Top of Record set
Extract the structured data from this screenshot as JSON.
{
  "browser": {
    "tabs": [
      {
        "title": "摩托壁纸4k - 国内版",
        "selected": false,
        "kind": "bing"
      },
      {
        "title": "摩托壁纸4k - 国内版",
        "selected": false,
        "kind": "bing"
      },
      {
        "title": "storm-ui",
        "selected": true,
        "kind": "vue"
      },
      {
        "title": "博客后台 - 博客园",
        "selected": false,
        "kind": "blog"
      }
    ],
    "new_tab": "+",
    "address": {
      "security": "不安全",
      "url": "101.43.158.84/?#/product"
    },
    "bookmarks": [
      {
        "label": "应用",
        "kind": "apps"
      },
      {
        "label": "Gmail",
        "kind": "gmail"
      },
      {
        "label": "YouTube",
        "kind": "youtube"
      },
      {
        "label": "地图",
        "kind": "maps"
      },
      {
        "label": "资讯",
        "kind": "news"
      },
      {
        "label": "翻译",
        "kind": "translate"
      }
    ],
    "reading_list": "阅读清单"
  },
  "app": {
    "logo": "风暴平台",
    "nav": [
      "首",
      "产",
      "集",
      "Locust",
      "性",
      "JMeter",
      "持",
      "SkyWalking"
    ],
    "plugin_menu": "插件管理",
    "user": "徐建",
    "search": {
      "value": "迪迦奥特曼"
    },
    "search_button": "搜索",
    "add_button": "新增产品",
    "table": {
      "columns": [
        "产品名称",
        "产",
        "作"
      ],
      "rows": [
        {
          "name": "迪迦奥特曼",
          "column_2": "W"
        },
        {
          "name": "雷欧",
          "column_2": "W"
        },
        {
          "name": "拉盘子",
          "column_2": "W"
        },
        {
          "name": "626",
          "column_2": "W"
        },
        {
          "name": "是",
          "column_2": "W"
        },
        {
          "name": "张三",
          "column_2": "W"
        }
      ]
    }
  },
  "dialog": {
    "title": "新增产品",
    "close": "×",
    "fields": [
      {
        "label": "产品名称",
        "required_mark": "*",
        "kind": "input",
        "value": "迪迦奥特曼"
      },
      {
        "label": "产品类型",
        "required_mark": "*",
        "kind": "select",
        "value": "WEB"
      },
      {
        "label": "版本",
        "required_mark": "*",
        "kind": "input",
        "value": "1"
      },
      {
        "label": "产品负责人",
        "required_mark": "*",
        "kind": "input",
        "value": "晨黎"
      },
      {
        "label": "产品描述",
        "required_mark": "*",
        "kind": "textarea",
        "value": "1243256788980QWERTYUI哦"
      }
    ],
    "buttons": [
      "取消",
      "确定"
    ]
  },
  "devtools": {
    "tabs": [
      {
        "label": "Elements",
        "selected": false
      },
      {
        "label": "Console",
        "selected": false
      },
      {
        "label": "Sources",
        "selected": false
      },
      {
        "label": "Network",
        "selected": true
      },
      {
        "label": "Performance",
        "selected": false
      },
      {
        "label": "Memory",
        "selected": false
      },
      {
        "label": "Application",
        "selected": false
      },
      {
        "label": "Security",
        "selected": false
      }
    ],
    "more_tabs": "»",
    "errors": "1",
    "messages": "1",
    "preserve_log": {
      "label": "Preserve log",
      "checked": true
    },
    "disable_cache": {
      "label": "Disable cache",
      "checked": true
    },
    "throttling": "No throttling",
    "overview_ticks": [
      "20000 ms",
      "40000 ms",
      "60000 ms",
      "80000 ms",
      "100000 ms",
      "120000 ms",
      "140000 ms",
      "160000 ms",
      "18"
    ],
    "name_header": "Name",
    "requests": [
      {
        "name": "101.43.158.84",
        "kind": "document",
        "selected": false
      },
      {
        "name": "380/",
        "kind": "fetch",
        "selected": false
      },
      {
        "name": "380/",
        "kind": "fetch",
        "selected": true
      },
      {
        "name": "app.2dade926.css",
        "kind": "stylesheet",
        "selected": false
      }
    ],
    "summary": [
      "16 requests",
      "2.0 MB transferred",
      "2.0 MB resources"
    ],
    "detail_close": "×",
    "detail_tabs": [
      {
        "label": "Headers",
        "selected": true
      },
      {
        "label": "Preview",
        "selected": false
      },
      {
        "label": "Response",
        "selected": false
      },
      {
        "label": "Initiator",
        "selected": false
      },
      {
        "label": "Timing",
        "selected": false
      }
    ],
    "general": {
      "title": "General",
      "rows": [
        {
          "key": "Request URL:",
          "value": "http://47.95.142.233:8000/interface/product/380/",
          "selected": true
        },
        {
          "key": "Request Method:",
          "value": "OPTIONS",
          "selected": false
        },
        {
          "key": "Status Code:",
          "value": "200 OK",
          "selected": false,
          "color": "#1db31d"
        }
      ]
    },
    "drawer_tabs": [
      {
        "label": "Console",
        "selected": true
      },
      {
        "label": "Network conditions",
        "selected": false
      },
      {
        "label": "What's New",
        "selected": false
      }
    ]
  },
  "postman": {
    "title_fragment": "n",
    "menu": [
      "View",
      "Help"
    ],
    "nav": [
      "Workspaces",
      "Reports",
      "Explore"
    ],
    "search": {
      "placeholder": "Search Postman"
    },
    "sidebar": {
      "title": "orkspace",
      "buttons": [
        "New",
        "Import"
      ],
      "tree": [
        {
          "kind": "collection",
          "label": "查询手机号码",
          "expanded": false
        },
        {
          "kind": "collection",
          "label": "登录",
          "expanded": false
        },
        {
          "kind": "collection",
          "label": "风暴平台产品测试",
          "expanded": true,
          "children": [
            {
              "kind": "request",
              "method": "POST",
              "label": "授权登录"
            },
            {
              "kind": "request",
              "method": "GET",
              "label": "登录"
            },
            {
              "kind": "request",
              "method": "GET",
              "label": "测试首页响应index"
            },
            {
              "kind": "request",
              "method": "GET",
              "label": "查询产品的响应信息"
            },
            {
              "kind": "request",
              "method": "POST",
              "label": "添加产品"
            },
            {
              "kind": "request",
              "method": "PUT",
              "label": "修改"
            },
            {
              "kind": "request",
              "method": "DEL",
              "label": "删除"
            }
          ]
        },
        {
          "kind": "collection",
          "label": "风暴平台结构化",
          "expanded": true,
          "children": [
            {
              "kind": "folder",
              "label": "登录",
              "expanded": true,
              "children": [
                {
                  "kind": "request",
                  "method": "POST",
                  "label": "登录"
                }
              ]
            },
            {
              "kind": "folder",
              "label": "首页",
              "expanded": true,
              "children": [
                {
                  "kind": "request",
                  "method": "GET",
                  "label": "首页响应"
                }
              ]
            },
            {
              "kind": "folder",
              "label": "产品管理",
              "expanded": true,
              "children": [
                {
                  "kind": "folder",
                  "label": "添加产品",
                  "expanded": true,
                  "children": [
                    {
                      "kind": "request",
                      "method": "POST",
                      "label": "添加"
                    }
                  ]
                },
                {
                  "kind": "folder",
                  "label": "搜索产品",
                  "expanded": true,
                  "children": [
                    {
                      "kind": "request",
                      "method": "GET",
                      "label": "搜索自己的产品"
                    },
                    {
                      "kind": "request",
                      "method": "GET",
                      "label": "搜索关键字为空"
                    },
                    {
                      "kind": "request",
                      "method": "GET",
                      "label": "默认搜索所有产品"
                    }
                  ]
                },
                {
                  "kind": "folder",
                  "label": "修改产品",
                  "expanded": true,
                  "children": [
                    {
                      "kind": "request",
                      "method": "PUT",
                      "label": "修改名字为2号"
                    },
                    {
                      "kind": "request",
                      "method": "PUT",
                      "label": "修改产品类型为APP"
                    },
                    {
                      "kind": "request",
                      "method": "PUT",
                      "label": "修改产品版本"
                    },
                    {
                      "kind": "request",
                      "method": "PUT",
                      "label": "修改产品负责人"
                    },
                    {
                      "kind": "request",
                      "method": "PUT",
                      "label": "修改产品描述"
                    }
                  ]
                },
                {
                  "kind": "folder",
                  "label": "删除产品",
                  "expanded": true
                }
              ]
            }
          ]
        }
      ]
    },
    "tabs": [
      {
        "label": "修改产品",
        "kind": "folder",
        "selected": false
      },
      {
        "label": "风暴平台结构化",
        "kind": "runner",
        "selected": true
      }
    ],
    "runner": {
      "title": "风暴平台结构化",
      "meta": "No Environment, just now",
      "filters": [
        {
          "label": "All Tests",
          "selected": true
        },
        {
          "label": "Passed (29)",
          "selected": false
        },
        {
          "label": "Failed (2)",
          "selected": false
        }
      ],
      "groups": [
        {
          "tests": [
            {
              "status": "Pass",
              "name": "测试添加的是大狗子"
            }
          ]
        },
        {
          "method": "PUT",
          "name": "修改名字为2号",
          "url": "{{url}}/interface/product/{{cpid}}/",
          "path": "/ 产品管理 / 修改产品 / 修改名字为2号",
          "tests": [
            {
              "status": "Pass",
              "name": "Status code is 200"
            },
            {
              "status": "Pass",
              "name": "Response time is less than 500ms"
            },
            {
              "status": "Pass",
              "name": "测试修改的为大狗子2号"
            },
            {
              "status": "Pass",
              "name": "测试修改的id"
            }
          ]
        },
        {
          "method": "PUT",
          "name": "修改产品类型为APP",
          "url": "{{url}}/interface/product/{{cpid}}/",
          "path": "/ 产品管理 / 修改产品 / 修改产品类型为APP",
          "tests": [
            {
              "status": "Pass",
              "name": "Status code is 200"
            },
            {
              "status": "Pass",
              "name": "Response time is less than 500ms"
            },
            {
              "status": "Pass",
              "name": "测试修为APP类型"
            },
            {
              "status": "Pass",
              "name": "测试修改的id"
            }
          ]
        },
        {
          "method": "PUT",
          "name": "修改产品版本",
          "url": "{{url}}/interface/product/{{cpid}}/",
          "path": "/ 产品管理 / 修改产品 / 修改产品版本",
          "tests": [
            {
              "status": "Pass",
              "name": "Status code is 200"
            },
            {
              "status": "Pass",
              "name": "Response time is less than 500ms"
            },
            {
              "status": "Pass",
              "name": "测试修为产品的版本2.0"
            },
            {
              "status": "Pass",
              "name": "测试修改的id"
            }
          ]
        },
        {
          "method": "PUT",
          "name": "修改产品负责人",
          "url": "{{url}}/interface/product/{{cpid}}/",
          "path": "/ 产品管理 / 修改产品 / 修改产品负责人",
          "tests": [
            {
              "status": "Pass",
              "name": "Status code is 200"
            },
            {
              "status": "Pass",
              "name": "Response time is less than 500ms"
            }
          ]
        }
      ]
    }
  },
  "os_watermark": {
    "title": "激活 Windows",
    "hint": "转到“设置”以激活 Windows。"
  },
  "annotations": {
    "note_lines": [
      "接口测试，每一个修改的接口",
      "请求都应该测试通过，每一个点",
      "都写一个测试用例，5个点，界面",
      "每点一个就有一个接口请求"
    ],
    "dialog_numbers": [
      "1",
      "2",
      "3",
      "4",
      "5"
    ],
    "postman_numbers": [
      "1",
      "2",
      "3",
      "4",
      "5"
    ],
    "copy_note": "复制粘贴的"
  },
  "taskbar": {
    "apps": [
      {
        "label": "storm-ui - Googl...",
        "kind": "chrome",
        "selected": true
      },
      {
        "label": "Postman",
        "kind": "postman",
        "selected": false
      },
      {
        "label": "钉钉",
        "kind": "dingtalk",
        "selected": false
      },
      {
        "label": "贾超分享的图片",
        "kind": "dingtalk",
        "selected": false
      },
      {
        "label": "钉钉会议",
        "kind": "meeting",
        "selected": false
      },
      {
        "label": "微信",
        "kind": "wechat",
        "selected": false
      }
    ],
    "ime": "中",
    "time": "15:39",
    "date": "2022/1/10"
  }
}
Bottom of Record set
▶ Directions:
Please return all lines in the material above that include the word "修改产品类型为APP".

▶ Solution:
                      "label": "修改产品类型为APP"
          "name": "修改产品类型为APP",
          "path": "/ 产品管理 / 修改产品 / 修改产品类型为APP",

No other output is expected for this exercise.